A sentence in natural language can often be interpreted in two ways, but in mathematics, we must be precise in our use of language and avoid ambiguity. This often least to humorous interpretations of street signs and the results can be adorable.

Take this street sign example, which I photographed in September of 2010 at the Happy Paws pet store near NYU. It’s a wonderful sign on a messy street that immediately attracted my attention and confusion.

Do Not Litter And Feed The Birds

Please leave a comment below on how you understand this sign:

A) Two separate commands: you should not litter AND you should feed the birds. Why?

B) You should neither litter nor feed the birds. Why?

C) You should either not litter or not feed the birds, or do neither. Why?

D) All of the above (and why?)

E) Explain a distinct interpretation.






3 responses to “Do Not Litter And Feed The Birds”

  1. benblumsmith Avatar

    I can get all these readings, but actually I think the most natural reading for me is in the (E) category:

    "If you litter, you will be feeding the birds, and this is no good, so don't litter."

    It's amazing how much propositional (both descriptive and normative) content I'm getting out of a sentence that is formally an imperative:

    a) "If you litter, this will feed the birds" (Descriptive proposition.)

    b) "This would be bad." (Normative proposition.)

    c) "So don't do it." (Imperative.)

    … but even though this is the most natural reading for me, it's still unsatisfying. What's wrong with feeding birds?

  2. cheesemonkeysf Avatar

    I love these instances of what contemporary rhetorical theorists call the aporia (from the Greek) for that gap which sometimes opens up between intention and delivered or received message.

    My own favorite example of this slippage of language comes from a sign on the Via Chiantigiana (the Chianti Road in Tuscany's Chianti country) at a woodland turn=off on the road.

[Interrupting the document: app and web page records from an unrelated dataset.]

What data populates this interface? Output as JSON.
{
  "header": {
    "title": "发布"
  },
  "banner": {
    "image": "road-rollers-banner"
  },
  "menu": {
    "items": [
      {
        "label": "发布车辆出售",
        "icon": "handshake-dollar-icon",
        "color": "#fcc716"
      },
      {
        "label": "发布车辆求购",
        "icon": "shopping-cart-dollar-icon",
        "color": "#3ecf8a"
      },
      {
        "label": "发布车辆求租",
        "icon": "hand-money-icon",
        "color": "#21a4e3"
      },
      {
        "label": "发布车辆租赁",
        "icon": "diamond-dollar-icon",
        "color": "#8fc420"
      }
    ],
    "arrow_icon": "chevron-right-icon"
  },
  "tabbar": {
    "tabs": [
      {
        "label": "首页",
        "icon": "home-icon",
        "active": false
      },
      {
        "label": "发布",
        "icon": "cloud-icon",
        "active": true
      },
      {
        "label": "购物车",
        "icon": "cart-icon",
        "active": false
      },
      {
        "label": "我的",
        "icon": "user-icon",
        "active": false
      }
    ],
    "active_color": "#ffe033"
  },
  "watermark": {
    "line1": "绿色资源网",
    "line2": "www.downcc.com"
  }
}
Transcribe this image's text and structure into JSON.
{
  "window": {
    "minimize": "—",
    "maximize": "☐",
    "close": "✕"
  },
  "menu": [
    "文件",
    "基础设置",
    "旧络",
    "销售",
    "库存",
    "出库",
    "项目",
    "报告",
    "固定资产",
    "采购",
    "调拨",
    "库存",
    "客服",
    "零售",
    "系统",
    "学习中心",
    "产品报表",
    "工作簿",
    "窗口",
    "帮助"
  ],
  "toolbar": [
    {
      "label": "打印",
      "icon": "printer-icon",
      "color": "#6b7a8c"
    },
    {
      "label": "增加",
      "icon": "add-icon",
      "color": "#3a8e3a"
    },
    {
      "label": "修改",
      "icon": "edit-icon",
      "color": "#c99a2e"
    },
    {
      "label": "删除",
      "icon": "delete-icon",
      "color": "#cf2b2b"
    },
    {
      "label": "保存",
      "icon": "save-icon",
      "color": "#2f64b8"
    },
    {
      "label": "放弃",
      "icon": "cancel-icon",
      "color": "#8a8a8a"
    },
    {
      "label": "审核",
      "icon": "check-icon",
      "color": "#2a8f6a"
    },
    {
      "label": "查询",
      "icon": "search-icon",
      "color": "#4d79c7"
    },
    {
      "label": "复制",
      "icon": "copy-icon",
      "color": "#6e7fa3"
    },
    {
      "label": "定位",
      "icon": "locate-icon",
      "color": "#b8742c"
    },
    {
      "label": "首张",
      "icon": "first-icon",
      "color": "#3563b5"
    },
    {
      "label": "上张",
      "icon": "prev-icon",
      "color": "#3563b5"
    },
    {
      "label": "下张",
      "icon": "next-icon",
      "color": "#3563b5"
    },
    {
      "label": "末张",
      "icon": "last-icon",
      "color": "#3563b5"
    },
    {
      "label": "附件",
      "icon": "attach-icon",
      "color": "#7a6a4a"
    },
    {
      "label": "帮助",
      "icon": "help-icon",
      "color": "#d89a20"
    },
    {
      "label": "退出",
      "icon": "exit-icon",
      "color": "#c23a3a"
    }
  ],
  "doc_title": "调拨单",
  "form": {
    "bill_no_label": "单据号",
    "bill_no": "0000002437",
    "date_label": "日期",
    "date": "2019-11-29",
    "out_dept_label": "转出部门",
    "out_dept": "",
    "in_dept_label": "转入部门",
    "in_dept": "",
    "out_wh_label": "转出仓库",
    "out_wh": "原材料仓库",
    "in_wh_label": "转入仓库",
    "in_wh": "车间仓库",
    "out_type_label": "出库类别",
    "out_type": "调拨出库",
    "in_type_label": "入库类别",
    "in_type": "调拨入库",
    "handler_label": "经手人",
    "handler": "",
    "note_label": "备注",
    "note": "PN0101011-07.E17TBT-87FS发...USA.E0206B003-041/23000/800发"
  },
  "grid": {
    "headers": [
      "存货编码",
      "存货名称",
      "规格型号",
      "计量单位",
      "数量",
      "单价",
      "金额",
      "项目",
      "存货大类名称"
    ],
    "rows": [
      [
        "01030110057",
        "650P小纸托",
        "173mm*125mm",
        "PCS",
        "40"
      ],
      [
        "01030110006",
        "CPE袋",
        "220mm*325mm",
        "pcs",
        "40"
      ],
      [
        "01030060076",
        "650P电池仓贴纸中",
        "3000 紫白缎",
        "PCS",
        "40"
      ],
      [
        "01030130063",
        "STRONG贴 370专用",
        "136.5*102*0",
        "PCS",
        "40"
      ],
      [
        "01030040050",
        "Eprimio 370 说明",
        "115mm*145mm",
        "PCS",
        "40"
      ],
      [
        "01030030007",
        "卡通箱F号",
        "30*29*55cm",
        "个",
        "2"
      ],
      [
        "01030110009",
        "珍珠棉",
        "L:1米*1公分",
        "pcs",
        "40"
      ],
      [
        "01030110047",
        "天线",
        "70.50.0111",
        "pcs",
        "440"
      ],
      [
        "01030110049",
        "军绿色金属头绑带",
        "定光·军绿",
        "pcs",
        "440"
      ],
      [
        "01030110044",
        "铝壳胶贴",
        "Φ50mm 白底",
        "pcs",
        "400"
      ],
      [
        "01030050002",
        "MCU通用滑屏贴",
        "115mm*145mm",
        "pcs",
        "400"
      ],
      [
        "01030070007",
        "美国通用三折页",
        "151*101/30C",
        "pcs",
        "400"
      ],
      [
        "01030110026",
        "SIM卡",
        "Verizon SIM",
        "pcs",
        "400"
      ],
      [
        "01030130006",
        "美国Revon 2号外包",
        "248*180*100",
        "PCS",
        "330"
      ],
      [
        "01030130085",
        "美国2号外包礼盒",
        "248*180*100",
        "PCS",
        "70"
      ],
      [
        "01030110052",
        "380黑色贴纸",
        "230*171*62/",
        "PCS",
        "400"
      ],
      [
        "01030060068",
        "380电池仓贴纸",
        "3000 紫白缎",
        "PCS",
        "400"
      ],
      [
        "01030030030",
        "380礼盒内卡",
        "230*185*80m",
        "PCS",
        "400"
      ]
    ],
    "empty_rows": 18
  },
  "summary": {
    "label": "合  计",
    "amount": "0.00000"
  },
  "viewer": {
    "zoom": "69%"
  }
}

    Two signs, the ostensibly translated English version above that requests, "Speak Slouly Please" and the probable Italian intention, asking "Parlare a bassa voce," meaning "Speak quietly please."

    An obvious gap between intended signified and actual imperative, yet one in which the stakes are in fact extremely low.

    Still, there is delight to be taken in our inherent human fallibility. In the (translated) words of the old Yiddish proverb, "Man thinks, God laughs."

    – Elizabeth (aka @cheesemonkeysf on Twitter)

  3. Zeno Avatar

    I see littering and birdfeeding as one act, so littering is fine as long as it's not accompanied by birdfeeding.